Drop down into the figure-hugging, electrically adjustable sports seats, pull the door shut and you find yourself enveloped by a cabin that, purely in terms of its ergonomics, seemingly has plenty in common with that of a high-end Porsche 911 (just as it should) and offers a first-class driving position.
You sit low, flanked by high window ledges and a raised centre console angled upwards to meet the dashboard. A likeably thin-rimmed, small-diameter steering wheel sits directly in front of you and there’s enough adjustability in the column to bring it right in close to your chest.

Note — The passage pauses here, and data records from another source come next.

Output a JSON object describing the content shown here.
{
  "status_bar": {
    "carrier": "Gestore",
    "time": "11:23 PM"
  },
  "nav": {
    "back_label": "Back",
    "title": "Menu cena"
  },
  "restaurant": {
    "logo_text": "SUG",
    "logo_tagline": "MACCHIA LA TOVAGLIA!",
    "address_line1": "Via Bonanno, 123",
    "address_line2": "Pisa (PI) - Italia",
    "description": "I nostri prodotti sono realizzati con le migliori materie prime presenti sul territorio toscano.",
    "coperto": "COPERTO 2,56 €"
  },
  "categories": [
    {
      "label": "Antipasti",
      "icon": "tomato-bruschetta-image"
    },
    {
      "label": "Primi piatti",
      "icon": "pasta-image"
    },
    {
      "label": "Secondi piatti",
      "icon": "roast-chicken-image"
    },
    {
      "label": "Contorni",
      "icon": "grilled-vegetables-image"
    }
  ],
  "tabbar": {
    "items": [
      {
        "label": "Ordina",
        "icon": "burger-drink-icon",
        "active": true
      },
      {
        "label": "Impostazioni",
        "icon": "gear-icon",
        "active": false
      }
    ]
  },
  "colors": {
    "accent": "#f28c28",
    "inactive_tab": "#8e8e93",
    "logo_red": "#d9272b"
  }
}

Pedal placement is good, and although the brake sits quite a way off to the left, adapting to its positioning takes no time at all. Meanwhile, visibility out through the windscreen and over the low-slung nose is excellent – comparable with that of a McLaren supercar, in fact – although the view out the back is tight.
The Taycan’s heavy reliance on touchscreens and digital displays is likely as much a product of Porsche’s desire to paint it as a physical representation of the digital age as it is a move to address a historic tendency for the firm to use at least three buttons where one might have done. However, as graphically impressive as the screens are, the heightened need to remove your eyes from the road to locate the control you seek is arguably the largest chink in the Taycan’s otherwise excellent ergonomic armour.
Practicality is good but not outstanding – particularly in comparison with the likes of the Tesla Model S, although perhaps the comparison there is a little unfair.
Second-row passengers will find the amount of leg room on offer adequate, provided they’re not above average height, although head space is a bit tight. The 366-litre boot is of a good, usable size and shape and is complemented by a smaller, 81-litre compartment at the nose.
Porsche Taycan infotainment and sat-nav
Porsche says the Taycan represents its new digital approach to infotainment layout. It has a slim, reductionist ‘black panel’ instrument binnacle, a 10.9in landscape-oriented ‘main’ touchscreen and a smaller portrait-oriented one on the lower centre stack that mostly stands in for physical switchgear (much like similar screens on the latest Audis, Jaguars and Land Rovers). You can pay extra to put a fourth screen ahead of the front passenger, via which he or she can manage the on-board entertainment system, although our test car didn’t have it.
The system didn’t instantly seem as easy to navigate as the one in the latest 911, because it lacks the scrolling vertical panel of shortcut buttons so handily placed on the right edge of the main screen. You often have to navigate via the home screen to get from one menu to the other – a slightly clunky process.
The system’s display clarity and responsiveness are excellent, though. Wired device connectivity can be via either USB 2.0 or USB-C. The nav is easy to programme, but its POI network of public charging points wasn’t as complete as it could have been.